**Data records**:
_ _ _ _ _ _ _
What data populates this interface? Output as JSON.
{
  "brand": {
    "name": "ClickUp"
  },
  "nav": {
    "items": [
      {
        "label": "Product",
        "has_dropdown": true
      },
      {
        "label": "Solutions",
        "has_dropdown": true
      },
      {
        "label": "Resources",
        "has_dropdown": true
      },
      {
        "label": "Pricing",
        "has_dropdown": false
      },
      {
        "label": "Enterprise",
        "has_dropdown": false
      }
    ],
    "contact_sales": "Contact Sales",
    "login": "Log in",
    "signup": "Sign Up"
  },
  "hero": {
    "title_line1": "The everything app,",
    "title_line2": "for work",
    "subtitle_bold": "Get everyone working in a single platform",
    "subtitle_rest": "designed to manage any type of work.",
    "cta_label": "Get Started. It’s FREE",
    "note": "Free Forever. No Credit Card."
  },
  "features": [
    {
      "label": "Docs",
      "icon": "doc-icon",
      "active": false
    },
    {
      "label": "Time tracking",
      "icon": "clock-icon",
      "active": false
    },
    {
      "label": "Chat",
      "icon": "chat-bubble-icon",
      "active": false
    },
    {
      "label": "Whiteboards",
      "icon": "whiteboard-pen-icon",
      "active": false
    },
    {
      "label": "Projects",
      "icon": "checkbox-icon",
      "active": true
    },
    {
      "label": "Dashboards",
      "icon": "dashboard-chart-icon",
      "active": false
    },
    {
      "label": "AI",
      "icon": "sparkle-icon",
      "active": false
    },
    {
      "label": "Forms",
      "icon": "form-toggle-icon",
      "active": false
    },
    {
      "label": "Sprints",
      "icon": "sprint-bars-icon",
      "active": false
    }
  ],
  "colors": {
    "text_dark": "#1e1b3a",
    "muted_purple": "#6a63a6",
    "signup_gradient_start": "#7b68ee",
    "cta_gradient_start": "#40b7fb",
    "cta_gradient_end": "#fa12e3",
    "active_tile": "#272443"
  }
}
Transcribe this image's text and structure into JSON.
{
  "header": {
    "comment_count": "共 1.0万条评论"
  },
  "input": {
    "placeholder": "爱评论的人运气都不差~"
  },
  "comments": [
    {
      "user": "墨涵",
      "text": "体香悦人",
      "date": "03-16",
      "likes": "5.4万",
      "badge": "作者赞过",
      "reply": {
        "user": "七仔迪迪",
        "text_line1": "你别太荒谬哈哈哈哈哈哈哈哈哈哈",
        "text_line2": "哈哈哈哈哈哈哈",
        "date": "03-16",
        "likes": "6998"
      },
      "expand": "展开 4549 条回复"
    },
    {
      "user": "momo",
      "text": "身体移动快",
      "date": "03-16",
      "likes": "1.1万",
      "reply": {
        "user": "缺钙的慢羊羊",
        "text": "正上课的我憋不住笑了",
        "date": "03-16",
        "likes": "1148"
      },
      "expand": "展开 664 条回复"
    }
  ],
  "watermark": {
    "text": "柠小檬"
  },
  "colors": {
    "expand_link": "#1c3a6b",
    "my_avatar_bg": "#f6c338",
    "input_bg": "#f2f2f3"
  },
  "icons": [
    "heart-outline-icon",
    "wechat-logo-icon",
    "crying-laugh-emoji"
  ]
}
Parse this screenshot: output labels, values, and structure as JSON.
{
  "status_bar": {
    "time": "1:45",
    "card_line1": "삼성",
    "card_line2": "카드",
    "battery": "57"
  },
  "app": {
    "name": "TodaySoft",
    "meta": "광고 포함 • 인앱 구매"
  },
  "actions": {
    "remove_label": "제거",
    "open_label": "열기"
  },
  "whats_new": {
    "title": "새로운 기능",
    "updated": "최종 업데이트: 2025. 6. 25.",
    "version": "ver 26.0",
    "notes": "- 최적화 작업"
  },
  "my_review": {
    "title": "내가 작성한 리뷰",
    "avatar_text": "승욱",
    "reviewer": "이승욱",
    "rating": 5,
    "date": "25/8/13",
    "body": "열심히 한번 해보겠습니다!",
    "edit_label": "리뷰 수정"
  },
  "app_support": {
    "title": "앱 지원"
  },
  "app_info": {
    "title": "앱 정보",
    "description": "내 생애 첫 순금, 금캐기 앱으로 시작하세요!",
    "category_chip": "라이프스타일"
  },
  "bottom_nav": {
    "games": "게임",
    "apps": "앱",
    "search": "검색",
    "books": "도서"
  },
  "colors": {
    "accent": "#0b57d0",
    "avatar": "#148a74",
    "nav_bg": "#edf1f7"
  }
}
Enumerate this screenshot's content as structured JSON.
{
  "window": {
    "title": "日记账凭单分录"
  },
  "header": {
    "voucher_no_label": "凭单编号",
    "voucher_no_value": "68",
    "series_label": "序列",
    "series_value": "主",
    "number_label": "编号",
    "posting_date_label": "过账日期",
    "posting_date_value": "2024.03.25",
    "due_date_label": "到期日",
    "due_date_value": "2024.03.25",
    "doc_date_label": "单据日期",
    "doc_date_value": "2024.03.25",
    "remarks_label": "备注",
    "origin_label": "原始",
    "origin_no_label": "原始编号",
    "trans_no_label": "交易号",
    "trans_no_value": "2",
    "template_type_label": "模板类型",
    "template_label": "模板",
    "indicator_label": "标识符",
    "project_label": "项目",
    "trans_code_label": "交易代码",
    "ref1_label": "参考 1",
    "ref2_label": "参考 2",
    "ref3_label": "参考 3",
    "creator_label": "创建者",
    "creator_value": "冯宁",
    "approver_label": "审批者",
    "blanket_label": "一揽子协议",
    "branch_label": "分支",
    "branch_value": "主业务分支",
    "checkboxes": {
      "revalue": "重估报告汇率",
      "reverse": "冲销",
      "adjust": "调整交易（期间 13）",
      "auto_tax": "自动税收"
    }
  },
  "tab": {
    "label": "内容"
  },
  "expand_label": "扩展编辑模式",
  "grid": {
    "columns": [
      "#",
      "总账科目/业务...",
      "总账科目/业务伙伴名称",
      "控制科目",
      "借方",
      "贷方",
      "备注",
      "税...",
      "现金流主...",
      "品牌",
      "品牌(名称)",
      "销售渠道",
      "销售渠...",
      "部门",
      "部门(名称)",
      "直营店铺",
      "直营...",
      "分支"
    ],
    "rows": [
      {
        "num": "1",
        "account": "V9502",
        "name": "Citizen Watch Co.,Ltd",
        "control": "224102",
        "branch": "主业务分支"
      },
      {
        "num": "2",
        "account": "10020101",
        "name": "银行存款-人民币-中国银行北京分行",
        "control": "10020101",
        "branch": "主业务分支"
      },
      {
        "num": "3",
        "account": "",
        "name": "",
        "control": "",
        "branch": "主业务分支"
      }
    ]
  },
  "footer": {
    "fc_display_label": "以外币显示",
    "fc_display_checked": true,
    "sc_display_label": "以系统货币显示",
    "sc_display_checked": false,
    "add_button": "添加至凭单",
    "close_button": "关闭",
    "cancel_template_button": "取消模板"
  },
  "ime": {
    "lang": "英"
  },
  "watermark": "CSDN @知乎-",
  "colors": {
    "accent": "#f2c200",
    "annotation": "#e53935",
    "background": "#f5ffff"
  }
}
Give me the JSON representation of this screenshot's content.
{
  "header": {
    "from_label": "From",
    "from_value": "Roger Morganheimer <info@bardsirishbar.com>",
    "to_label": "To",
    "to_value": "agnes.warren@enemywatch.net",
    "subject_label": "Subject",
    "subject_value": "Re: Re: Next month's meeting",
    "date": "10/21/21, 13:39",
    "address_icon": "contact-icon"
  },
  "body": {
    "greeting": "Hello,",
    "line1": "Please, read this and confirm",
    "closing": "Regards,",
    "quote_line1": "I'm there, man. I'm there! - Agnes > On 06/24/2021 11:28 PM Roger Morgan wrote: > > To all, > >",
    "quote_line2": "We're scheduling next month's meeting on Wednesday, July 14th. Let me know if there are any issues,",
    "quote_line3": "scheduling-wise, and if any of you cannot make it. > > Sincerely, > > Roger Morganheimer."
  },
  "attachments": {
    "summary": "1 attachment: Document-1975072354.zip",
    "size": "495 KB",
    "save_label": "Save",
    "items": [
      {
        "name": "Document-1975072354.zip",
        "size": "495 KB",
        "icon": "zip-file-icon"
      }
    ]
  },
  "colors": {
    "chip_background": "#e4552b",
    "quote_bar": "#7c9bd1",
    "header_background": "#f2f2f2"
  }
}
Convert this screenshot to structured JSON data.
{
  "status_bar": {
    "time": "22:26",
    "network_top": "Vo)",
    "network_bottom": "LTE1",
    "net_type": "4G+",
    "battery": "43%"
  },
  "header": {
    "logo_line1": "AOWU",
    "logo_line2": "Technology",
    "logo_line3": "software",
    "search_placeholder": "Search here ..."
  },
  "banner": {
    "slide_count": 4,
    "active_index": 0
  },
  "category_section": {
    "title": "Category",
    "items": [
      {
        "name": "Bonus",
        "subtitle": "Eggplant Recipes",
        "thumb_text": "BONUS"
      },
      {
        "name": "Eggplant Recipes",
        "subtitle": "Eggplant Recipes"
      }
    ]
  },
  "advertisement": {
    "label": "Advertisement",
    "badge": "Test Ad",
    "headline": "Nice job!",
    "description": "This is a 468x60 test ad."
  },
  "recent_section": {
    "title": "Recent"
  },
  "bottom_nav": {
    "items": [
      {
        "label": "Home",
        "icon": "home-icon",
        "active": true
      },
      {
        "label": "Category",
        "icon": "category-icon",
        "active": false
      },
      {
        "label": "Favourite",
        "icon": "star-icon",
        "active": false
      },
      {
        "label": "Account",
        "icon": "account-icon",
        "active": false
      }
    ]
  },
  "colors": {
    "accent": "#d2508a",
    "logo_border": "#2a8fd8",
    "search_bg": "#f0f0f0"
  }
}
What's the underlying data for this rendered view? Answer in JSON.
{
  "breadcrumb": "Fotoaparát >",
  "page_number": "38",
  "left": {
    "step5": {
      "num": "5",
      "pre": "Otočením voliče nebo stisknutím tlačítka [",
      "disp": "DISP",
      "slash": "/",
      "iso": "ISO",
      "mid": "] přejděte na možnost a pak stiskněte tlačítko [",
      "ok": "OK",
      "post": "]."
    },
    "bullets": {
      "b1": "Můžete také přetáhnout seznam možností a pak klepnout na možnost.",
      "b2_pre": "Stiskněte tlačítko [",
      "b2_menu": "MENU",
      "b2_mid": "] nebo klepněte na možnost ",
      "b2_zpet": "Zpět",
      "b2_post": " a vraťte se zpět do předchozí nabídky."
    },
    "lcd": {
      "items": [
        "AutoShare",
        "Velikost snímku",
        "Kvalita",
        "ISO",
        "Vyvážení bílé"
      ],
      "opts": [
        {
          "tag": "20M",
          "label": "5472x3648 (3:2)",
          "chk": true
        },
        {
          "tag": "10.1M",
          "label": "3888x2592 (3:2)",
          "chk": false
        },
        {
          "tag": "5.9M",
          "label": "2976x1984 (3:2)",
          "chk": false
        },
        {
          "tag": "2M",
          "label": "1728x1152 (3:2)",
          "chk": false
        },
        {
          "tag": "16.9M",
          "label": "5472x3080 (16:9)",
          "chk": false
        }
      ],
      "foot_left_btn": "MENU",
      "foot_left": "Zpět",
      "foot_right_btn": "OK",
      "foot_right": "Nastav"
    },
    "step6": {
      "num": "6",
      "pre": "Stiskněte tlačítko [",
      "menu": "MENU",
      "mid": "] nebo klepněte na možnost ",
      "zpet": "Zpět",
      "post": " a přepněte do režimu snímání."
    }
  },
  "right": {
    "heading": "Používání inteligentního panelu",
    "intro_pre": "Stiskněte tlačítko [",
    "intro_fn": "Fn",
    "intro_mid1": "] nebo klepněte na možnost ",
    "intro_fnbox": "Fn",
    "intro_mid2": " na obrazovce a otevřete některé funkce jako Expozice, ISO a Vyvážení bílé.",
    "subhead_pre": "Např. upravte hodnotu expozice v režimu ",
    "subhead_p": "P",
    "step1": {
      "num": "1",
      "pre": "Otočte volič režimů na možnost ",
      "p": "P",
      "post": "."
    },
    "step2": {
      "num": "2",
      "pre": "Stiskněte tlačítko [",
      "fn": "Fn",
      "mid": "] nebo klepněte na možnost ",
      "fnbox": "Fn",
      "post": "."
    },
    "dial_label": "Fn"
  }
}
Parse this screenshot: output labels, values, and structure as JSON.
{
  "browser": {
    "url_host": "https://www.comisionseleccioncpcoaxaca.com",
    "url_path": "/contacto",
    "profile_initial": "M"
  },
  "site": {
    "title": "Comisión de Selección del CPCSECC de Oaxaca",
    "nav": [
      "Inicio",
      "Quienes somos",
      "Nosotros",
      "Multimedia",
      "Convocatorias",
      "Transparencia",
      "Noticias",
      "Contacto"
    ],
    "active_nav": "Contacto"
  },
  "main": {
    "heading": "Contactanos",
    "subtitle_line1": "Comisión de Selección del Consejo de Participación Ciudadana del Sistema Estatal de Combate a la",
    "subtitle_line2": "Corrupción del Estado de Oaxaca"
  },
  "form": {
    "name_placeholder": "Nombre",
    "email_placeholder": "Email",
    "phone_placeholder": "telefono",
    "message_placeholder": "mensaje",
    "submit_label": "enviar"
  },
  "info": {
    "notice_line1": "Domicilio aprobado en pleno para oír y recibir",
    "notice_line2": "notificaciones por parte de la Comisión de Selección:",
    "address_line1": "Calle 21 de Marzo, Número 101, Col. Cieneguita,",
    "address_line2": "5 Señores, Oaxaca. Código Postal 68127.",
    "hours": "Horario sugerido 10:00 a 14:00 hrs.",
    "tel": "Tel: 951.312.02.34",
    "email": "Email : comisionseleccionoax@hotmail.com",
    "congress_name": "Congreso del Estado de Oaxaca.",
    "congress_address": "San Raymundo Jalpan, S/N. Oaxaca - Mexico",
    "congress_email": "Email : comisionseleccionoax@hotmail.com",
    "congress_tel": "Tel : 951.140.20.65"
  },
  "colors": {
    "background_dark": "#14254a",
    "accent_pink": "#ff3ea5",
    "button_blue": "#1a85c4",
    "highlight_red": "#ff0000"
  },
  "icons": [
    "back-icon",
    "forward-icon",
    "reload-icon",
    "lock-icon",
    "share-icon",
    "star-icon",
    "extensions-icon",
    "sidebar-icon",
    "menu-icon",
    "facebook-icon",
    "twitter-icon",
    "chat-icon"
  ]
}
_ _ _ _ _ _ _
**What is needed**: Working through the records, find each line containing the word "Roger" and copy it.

**Solution for this task**:
    "from_value": "Roger Morganheimer <info@bardsirishbar.com>",
    "quote_line1": "I'm there, man. I'm there! - Agnes > On 06/24/2021 11:28 PM Roger Morgan wrote: > > To all, > >",
    "quote_line3": "scheduling-wise, and if any of you cannot make it. > > Sincerely, > > Roger Morganheimer."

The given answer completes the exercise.